#### TASK DESCRIPTION:
Type out each record word for word. Pictures stay out.

#### LISTED RECORDS:

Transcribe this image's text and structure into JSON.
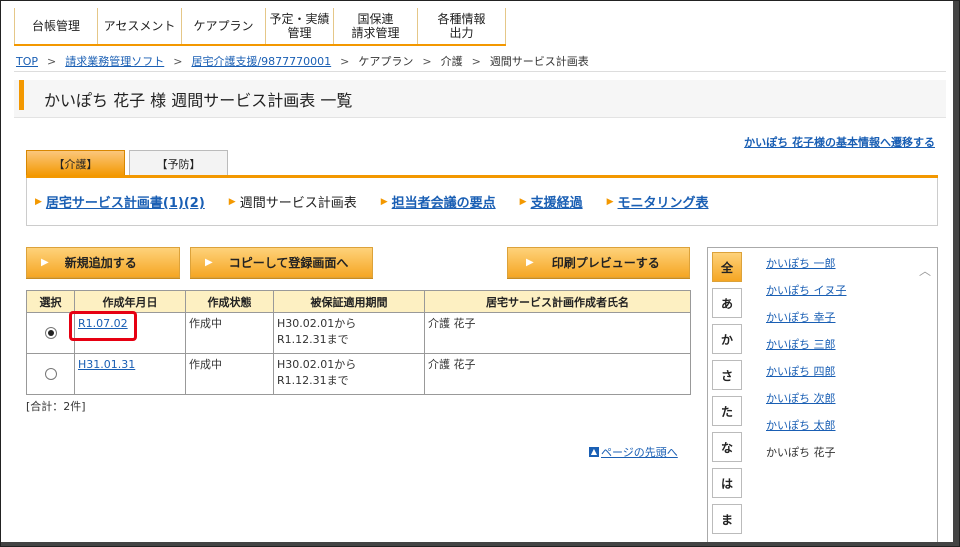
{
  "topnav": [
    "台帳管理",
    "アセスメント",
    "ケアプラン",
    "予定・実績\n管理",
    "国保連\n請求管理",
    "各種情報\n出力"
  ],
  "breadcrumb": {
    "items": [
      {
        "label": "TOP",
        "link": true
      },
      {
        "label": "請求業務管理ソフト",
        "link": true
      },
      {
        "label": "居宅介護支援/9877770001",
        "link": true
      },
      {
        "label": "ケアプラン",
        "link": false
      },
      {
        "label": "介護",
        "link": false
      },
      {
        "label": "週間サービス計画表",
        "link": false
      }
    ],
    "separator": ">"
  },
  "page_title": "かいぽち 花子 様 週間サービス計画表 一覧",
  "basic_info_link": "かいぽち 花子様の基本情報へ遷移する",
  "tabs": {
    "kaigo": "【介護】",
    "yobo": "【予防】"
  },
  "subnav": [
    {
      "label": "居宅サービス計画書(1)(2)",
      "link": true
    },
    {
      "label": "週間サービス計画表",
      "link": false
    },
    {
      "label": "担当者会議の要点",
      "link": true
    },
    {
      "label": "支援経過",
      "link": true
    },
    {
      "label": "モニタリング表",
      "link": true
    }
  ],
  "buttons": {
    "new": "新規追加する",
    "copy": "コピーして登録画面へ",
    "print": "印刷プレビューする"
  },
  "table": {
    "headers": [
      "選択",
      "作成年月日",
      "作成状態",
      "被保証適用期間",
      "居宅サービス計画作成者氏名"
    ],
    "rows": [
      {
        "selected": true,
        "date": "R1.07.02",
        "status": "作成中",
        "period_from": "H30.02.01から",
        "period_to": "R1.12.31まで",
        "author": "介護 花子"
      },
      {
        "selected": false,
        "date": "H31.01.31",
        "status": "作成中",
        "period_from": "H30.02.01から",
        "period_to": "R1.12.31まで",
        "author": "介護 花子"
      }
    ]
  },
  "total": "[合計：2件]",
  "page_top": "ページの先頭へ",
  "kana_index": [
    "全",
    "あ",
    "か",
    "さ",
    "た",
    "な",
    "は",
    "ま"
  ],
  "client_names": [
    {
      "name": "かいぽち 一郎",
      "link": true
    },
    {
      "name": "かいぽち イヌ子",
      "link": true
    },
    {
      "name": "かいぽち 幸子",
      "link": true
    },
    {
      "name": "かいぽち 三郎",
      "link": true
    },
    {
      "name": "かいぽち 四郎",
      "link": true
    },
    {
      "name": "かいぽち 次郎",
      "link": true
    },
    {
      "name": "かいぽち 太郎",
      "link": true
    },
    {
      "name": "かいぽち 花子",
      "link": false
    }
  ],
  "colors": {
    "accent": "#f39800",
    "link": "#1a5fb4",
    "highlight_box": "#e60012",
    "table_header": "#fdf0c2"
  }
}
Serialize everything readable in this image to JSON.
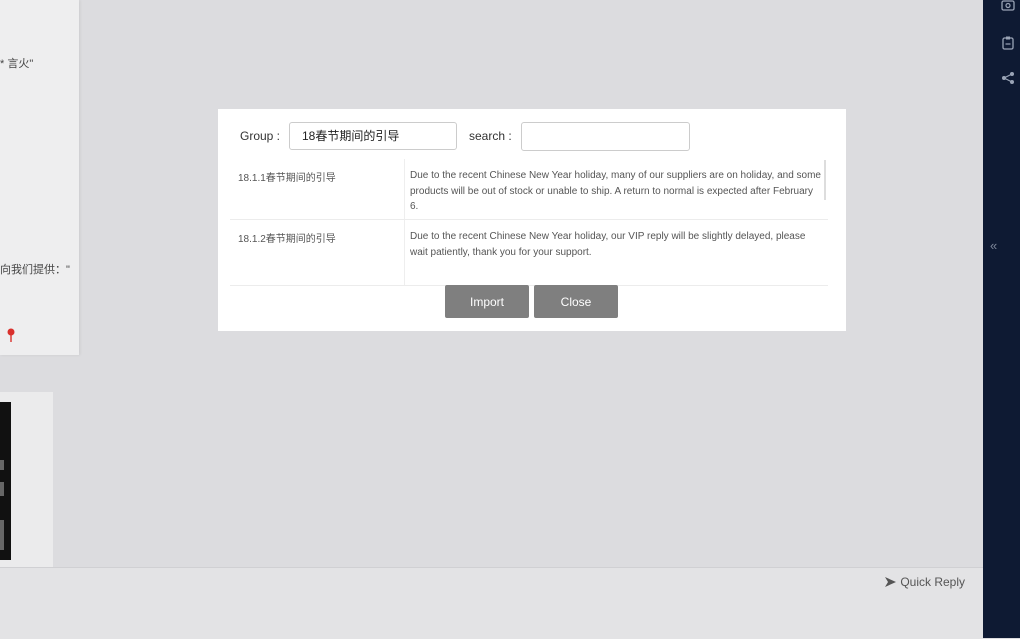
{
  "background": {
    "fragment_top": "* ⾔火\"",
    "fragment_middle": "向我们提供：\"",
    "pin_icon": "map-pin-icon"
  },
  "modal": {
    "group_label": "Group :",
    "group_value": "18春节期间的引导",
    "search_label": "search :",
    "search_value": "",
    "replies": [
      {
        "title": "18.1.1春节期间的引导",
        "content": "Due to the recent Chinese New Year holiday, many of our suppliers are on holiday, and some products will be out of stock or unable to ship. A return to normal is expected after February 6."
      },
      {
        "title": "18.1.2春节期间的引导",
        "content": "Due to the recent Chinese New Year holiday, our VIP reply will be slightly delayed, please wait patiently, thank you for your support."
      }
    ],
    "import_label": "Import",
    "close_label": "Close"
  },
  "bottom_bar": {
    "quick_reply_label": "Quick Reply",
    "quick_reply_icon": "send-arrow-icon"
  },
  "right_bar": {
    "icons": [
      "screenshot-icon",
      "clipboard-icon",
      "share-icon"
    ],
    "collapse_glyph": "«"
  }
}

#### ANSWER FOR THE TASK:
Transcribe this image's text and structure into JSON.
{
  "topnav": [
    "台帳管理",
    "アセスメント",
    "ケアプラン",
    "予定・実績\n管理",
    "国保連\n請求管理",
    "各種情報\n出力"
  ],
  "breadcrumb": {
    "items": [
      {
        "label": "TOP",
        "link": true
      },
      {
        "label": "請求業務管理ソフト",
        "link": true
      },
      {
        "label": "居宅介護支援/9877770001",
        "link": true
      },
      {
        "label": "ケアプラン",
        "link": false
      },
      {
        "label": "介護",
        "link": false
      },
      {
        "label": "週間サービス計画表",
        "link": false
      }
    ],
    "separator": ">"
  },
  "page_title": "かいぽち 花子 様 週間サービス計画表 一覧",
  "basic_info_link": "かいぽち 花子様の基本情報へ遷移する",
  "tabs": {
    "kaigo": "【介護】",
    "yobo": "【予防】"
  },
  "subnav": [
    {
      "label": "居宅サービス計画書(1)(2)",
      "link": true
    },
    {
      "label": "週間サービス計画表",
      "link": false
    },
    {
      "label": "担当者会議の要点",
      "link": true
    },
    {
      "label": "支援経過",
      "link": true
    },
    {
      "label": "モニタリング表",
      "link": true
    }
  ],
  "buttons": {
    "new": "新規追加する",
    "copy": "コピーして登録画面へ",
    "print": "印刷プレビューする"
  },
  "table": {
    "headers": [
      "選択",
      "作成年月日",
      "作成状態",
      "被保証適用期間",
      "居宅サービス計画作成者氏名"
    ],
    "rows": [
      {
        "selected": true,
        "date": "R1.07.02",
        "status": "作成中",
        "period_from": "H30.02.01から",
        "period_to": "R1.12.31まで",
        "author": "介護 花子"
      },
      {
        "selected": false,
        "date": "H31.01.31",
        "status": "作成中",
        "period_from": "H30.02.01から",
        "period_to": "R1.12.31まで",
        "author": "介護 花子"
      }
    ]
  },
  "total": "[合計：2件]",
  "page_top": "ページの先頭へ",
  "kana_index": [
    "全",
    "あ",
    "か",
    "さ",
    "た",
    "な",
    "は",
    "ま"
  ],
  "client_names": [
    {
      "name": "かいぽち 一郎",
      "link": true
    },
    {
      "name": "かいぽち イヌ子",
      "link": true
    },
    {
      "name": "かいぽち 幸子",
      "link": true
    },
    {
      "name": "かいぽち 三郎",
      "link": true
    },
    {
      "name": "かいぽち 四郎",
      "link": true
    },
    {
      "name": "かいぽち 次郎",
      "link": true
    },
    {
      "name": "かいぽち 太郎",
      "link": true
    },
    {
      "name": "かいぽち 花子",
      "link": false
    }
  ],
  "colors": {
    "accent": "#f39800",
    "link": "#1a5fb4",
    "highlight_box": "#e60012",
    "table_header": "#fdf0c2"
  }
}
Serialize everything readable in this image to JSON.
{
  "background": {
    "fragment_top": "* ⾔火\"",
    "fragment_middle": "向我们提供：\"",
    "pin_icon": "map-pin-icon"
  },
  "modal": {
    "group_label": "Group :",
    "group_value": "18春节期间的引导",
    "search_label": "search :",
    "search_value": "",
    "replies": [
      {
        "title": "18.1.1春节期间的引导",
        "content": "Due to the recent Chinese New Year holiday, many of our suppliers are on holiday, and some products will be out of stock or unable to ship. A return to normal is expected after February 6."
      },
      {
        "title": "18.1.2春节期间的引导",
        "content": "Due to the recent Chinese New Year holiday, our VIP reply will be slightly delayed, please wait patiently, thank you for your support."
      }
    ],
    "import_label": "Import",
    "close_label": "Close"
  },
  "bottom_bar": {
    "quick_reply_label": "Quick Reply",
    "quick_reply_icon": "send-arrow-icon"
  },
  "right_bar": {
    "icons": [
      "screenshot-icon",
      "clipboard-icon",
      "share-icon"
    ],
    "collapse_glyph": "«"
  }
}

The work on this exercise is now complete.